This English engine employs a novel three cylinder piston pump that was used on English fire engines as late as 1940. It was sold to the city of Lima, Peru in 1920, where it joined the International Engine Company 14. Retired in 1957, it came to the United States in 1979. The Museum acquired the rig in 1984, and it was restored by Don Hale in 1985.
In Peru the original hard rubber tires were replaced with pneumatics, but little else was done. English fire apparatus was very popular with South American nations, and Merryweather, England’s oldest manufacturer, dating back to the 18th century, made very high quality apparatus.
It has what is called a Braidwood body, named after the design of a London fire chief of the 1830s, who designed horse drawn manual engines that allowed the crew to ride to a fire atop the rig’s hose “bin”.
The design proved unsafe for motorized rigs, which could easily throw a fireman from his seat in a crash or violent turn.
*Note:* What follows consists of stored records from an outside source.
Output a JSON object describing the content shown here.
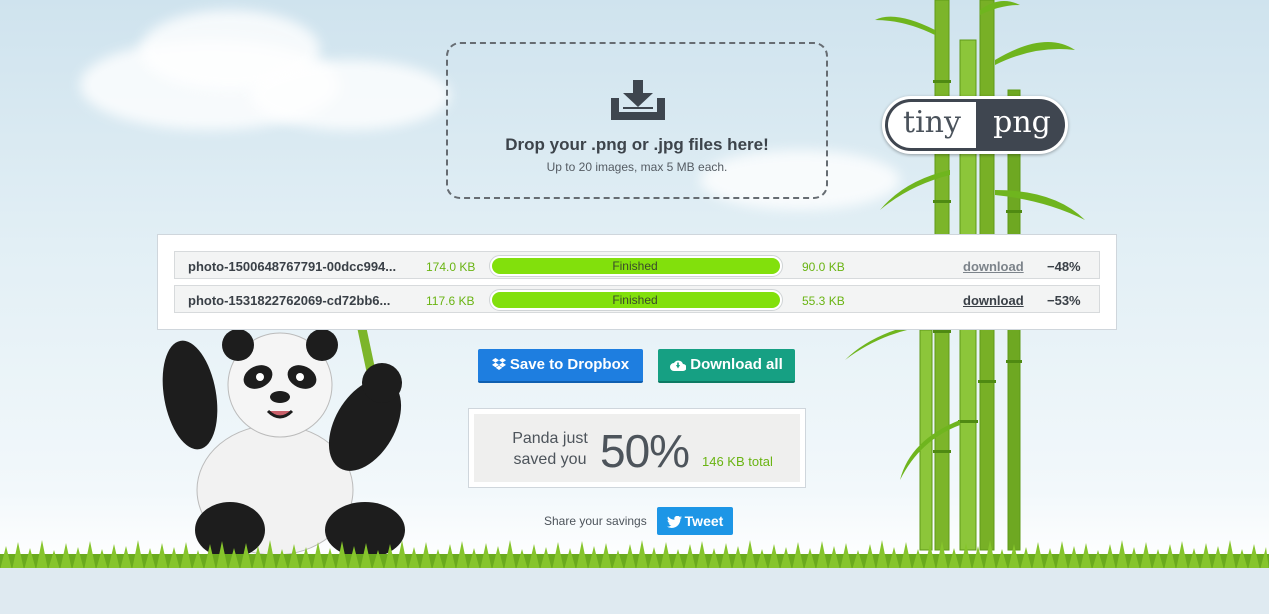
{
  "dropzone": {
    "title": "Drop your .png or .jpg files here!",
    "subtitle": "Up to 20 images, max 5 MB each."
  },
  "logo": {
    "left": "tiny",
    "right": "png"
  },
  "files": [
    {
      "name": "photo-1500648767791-00dcc994...",
      "original_size": "174.0 KB",
      "status": "Finished",
      "progress": 1.0,
      "new_size": "90.0 KB",
      "download_label": "download",
      "reduction": "−48%"
    },
    {
      "name": "photo-1531822762069-cd72bb6...",
      "original_size": "117.6 KB",
      "status": "Finished",
      "progress": 1.0,
      "new_size": "55.3 KB",
      "download_label": "download",
      "reduction": "−53%"
    }
  ],
  "actions": {
    "dropbox_label": "Save to Dropbox",
    "download_all_label": "Download all"
  },
  "savings": {
    "line1": "Panda just",
    "line2": "saved you",
    "percent": "50%",
    "total": "146 KB total"
  },
  "share": {
    "text": "Share your savings",
    "tweet_label": "Tweet"
  },
  "colors": {
    "accent_green": "#82e00c",
    "text_green": "#6ab413",
    "dropbox_blue": "#1e7ee0",
    "download_teal": "#16a083",
    "twitter_blue": "#1d96e6"
  },
  "icons": [
    "download-tray-icon",
    "dropbox-icon",
    "cloud-download-icon",
    "twitter-bird-icon"
  ]
}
In the twenties English makers introduced engines with bus like bodies that protected firemen. A few American makers introduced similar designs, but they were unpopular.
Closed cabs for American fire crews were not made in significant quantities until the forties, and even then many American firemen rode the tailboards or running boards of their rigs. Accident rates from falls were very high.